--- START ---

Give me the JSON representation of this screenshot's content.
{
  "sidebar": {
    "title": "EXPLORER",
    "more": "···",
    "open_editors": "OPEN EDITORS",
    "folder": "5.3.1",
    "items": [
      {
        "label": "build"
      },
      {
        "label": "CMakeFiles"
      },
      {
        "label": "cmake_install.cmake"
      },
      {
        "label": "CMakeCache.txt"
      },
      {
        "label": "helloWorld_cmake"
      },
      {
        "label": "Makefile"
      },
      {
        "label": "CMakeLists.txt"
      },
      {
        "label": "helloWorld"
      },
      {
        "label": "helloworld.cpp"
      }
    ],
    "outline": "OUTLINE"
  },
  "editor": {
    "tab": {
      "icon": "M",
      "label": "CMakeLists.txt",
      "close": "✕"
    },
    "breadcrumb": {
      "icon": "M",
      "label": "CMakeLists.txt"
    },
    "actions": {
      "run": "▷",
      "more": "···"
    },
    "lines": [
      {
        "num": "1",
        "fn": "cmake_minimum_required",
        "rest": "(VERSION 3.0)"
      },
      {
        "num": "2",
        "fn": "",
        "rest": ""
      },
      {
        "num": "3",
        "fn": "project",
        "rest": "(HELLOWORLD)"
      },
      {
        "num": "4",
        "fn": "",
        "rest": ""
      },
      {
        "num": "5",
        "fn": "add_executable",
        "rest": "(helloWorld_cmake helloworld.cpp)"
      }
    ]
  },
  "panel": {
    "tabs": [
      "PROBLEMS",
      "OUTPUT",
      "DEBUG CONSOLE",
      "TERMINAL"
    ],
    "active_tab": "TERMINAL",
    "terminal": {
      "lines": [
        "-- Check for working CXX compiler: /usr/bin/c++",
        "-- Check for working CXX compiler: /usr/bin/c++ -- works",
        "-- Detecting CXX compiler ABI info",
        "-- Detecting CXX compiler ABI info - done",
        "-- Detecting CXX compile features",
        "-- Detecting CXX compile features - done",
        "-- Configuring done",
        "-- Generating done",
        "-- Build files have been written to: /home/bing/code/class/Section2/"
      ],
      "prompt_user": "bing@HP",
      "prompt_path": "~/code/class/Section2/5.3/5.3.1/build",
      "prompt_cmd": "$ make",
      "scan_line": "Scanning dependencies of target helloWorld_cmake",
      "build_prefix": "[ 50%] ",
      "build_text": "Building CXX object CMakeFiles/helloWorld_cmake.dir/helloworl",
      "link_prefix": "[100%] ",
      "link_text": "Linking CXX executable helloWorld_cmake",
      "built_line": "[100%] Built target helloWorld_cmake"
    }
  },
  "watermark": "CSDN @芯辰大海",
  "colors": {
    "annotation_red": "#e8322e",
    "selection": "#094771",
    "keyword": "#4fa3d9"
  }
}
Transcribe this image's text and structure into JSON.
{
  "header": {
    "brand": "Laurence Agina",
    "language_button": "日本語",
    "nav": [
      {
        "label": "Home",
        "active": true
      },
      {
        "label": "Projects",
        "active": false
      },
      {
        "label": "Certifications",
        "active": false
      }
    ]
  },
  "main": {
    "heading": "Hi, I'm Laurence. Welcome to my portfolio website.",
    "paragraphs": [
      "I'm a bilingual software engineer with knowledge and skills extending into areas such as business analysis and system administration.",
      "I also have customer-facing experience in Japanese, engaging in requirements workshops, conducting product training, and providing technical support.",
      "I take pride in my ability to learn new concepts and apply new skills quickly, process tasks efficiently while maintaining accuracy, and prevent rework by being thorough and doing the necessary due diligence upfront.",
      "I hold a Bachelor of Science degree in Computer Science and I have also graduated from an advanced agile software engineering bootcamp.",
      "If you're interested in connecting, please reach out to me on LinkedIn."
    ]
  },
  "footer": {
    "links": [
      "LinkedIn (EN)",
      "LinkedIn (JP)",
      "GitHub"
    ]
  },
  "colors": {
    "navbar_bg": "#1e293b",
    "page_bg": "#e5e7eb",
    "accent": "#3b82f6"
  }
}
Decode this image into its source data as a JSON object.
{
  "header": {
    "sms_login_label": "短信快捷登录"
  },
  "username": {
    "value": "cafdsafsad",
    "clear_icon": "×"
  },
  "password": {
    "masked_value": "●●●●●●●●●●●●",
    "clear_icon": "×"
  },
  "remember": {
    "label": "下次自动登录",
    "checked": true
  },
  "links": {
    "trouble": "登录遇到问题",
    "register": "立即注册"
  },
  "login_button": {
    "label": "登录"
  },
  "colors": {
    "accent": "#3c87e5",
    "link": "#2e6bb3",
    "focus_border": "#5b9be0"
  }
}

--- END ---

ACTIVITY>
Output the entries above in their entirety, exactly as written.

ANSWER TO THE PROBLEM>
Give me the JSON representation of this screenshot's content.
{
  "sidebar": {
    "title": "EXPLORER",
    "more": "···",
    "open_editors": "OPEN EDITORS",
    "folder": "5.3.1",
    "items": [
      {
        "label": "build"
      },
      {
        "label": "CMakeFiles"
      },
      {
        "label": "cmake_install.cmake"
      },
      {
        "label": "CMakeCache.txt"
      },
      {
        "label": "helloWorld_cmake"
      },
      {
        "label": "Makefile"
      },
      {
        "label": "CMakeLists.txt"
      },
      {
        "label": "helloWorld"
      },
      {
        "label": "helloworld.cpp"
      }
    ],
    "outline": "OUTLINE"
  },
  "editor": {
    "tab": {
      "icon": "M",
      "label": "CMakeLists.txt",
      "close": "✕"
    },
    "breadcrumb": {
      "icon": "M",
      "label": "CMakeLists.txt"
    },
    "actions": {
      "run": "▷",
      "more": "···"
    },
    "lines": [
      {
        "num": "1",
        "fn": "cmake_minimum_required",
        "rest": "(VERSION 3.0)"
      },
      {
        "num": "2",
        "fn": "",
        "rest": ""
      },
      {
        "num": "3",
        "fn": "project",
        "rest": "(HELLOWORLD)"
      },
      {
        "num": "4",
        "fn": "",
        "rest": ""
      },
      {
        "num": "5",
        "fn": "add_executable",
        "rest": "(helloWorld_cmake helloworld.cpp)"
      }
    ]
  },
  "panel": {
    "tabs": [
      "PROBLEMS",
      "OUTPUT",
      "DEBUG CONSOLE",
      "TERMINAL"
    ],
    "active_tab": "TERMINAL",
    "terminal": {
      "lines": [
        "-- Check for working CXX compiler: /usr/bin/c++",
        "-- Check for working CXX compiler: /usr/bin/c++ -- works",
        "-- Detecting CXX compiler ABI info",
        "-- Detecting CXX compiler ABI info - done",
        "-- Detecting CXX compile features",
        "-- Detecting CXX compile features - done",
        "-- Configuring done",
        "-- Generating done",
        "-- Build files have been written to: /home/bing/code/class/Section2/"
      ],
      "prompt_user": "bing@HP",
      "prompt_path": "~/code/class/Section2/5.3/5.3.1/build",
      "prompt_cmd": "$ make",
      "scan_line": "Scanning dependencies of target helloWorld_cmake",
      "build_prefix": "[ 50%] ",
      "build_text": "Building CXX object CMakeFiles/helloWorld_cmake.dir/helloworl",
      "link_prefix": "[100%] ",
      "link_text": "Linking CXX executable helloWorld_cmake",
      "built_line": "[100%] Built target helloWorld_cmake"
    }
  },
  "watermark": "CSDN @芯辰大海",
  "colors": {
    "annotation_red": "#e8322e",
    "selection": "#094771",
    "keyword": "#4fa3d9"
  }
}
Transcribe this image's text and structure into JSON.
{
  "header": {
    "brand": "Laurence Agina",
    "language_button": "日本語",
    "nav": [
      {
        "label": "Home",
        "active": true
      },
      {
        "label": "Projects",
        "active": false
      },
      {
        "label": "Certifications",
        "active": false
      }
    ]
  },
  "main": {
    "heading": "Hi, I'm Laurence. Welcome to my portfolio website.",
    "paragraphs": [
      "I'm a bilingual software engineer with knowledge and skills extending into areas such as business analysis and system administration.",
      "I also have customer-facing experience in Japanese, engaging in requirements workshops, conducting product training, and providing technical support.",
      "I take pride in my ability to learn new concepts and apply new skills quickly, process tasks efficiently while maintaining accuracy, and prevent rework by being thorough and doing the necessary due diligence upfront.",
      "I hold a Bachelor of Science degree in Computer Science and I have also graduated from an advanced agile software engineering bootcamp.",
      "If you're interested in connecting, please reach out to me on LinkedIn."
    ]
  },
  "footer": {
    "links": [
      "LinkedIn (EN)",
      "LinkedIn (JP)",
      "GitHub"
    ]
  },
  "colors": {
    "navbar_bg": "#1e293b",
    "page_bg": "#e5e7eb",
    "accent": "#3b82f6"
  }
}
Decode this image into its source data as a JSON object.
{
  "header": {
    "sms_login_label": "短信快捷登录"
  },
  "username": {
    "value": "cafdsafsad",
    "clear_icon": "×"
  },
  "password": {
    "masked_value": "●●●●●●●●●●●●",
    "clear_icon": "×"
  },
  "remember": {
    "label": "下次自动登录",
    "checked": true
  },
  "links": {
    "trouble": "登录遇到问题",
    "register": "立即注册"
  },
  "login_button": {
    "label": "登录"
  },
  "colors": {
    "accent": "#3c87e5",
    "link": "#2e6bb3",
    "focus_border": "#5b9be0"
  }
}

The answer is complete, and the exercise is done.